Peace begins with smile
When one walks through the entrance to the Bangladesh Rapidly Deployable Battalion headquarters in Bunia of the Democratic Republic of Congo, the first thing that catches the eye is a huge plaque that says "Peace begins with a smile".
The Bangladeshi soldiers, engaged in the UN peacekeeping mission in the DRC, call the place "House of Peace".
The Bangladeshi peacekeepers have been successful in bringing peace to a restive nation that had plunged into three civil wars in less than two decades.
From an understanding that the DRC needs more than just conflict reduction for sustainable peace, they have been doing what needs to be done on the social and cultural fronts as well.
"It's not part of our primary responsibilities, but with our own funds and resources, we have been providing them with free medical services, and computer training for the youth, and also helping them promote their culture," Brig Gen Ihteshamus Samad Chowdhury, brigade commander of the Northern Sector, MONUSCO, told this newspaper.
Last month, there was a sudden cholera outbreak in the DRC's Bunia region where 10 people died and scores others were admitted to hospital.
Things were bad particularly in the Bunia Central Jail where at least five inmates died from the disease.
Responding to the local authorities' request, the Bangladeshi peacekeepers set up several medical camps in the jail in an attempt to contain the outbreak.
They provided emergency medical care, medicine and follow-up care to around 2,000 inmates.
"The United Nations and the Jail authorities requested us, and we started providing medical services to them [the inmates]," said Maj Md Ferdous Islam, a medical officer in Bangladesh army.
Talking to this correspondent, Zonizi Camille, director of the Bunia Central Jail, said "We are really grateful to the Bangladeshi contingent. They responded on time to our request and saved us from a big disaster.”
He also mentioned that it was not the first time that the peacekeepers went beyond their formal responsibilities to help the Congolese people get out of trouble.
The Bangladesh army personnel have also been providing free computer training to young men and women at the Youth Centre in Bunia where computers are considered a luxury.

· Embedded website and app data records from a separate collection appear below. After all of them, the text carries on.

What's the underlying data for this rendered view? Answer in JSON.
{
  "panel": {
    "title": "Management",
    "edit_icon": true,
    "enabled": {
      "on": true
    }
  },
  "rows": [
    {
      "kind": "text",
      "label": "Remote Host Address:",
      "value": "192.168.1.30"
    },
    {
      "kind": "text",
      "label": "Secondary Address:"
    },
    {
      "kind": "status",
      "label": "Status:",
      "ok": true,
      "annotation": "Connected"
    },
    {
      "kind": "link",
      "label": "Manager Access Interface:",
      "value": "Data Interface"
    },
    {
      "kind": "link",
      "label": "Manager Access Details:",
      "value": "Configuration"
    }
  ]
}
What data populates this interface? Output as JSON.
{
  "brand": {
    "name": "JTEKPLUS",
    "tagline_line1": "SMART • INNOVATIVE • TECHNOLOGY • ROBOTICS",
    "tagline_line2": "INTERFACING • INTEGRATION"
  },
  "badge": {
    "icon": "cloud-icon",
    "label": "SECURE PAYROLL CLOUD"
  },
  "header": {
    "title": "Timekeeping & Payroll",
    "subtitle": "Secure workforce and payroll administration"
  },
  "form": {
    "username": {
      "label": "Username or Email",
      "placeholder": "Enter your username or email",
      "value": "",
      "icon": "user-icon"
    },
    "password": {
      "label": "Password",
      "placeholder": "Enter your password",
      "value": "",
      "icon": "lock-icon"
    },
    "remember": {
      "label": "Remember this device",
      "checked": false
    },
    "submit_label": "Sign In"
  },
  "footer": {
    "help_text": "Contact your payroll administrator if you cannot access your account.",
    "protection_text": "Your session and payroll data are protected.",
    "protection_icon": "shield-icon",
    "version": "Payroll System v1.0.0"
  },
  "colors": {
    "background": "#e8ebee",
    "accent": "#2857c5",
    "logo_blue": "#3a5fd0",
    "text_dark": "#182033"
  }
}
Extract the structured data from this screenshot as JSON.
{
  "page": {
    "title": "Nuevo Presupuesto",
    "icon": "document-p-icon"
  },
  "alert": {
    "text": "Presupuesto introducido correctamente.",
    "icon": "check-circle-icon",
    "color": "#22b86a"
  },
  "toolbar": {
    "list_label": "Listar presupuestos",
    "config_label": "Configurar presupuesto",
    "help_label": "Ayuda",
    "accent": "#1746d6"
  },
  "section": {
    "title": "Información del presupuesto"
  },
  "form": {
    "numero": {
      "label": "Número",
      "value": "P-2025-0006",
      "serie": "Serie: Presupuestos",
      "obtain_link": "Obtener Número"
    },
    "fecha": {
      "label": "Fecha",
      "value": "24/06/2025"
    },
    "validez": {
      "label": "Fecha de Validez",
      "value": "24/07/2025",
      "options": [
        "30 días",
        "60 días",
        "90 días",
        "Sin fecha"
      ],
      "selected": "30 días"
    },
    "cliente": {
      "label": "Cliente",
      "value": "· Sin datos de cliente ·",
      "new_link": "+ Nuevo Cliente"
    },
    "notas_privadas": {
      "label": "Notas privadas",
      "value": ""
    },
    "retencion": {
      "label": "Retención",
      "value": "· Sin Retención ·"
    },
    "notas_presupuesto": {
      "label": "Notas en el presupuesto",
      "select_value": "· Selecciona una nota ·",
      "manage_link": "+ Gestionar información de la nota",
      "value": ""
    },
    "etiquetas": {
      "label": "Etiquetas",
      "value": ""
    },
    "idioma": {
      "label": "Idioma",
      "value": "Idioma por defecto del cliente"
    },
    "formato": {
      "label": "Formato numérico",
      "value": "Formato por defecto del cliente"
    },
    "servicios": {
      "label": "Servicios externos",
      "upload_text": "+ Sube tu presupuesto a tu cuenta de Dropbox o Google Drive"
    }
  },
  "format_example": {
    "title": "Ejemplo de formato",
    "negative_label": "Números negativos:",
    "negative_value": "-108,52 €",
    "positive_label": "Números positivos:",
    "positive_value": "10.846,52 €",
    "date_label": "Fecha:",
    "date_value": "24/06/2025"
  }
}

"I did not know how to operate a computer, but now I do. I have been taking computer training [at the centre] for a month. This will surely help me get a job," said Blaise Okulieke who recently finished higher secondary studies from a local school.
Twenty-one-year-old Mapenzi Meka, another trainee at the centre, said, “The free training comes as a blessing for me. I could never afford this otherwise.”
Maj Md Abul Khayer, officer-in-charge of the Computer Training Centre, said the contingent has plans to continue the programme for a longer period.
He also said they are thinking of providing training to the instructors as well.
"If we can arrange training for them [the instructors], it will help expand our programme further."
Dieudonne Ngadjole Lonema Amoti, the education minister of the DRC, said, "We are really grateful to the Bangladesh contingent for giving training to our young people and turning them into assets for our society. This additional service they are giving us will help us build a better society."
The African country has reserves of valuable minerals such as uranium, diamond, gold and cobalt, but around 63 percent of its 81 million people live in poverty.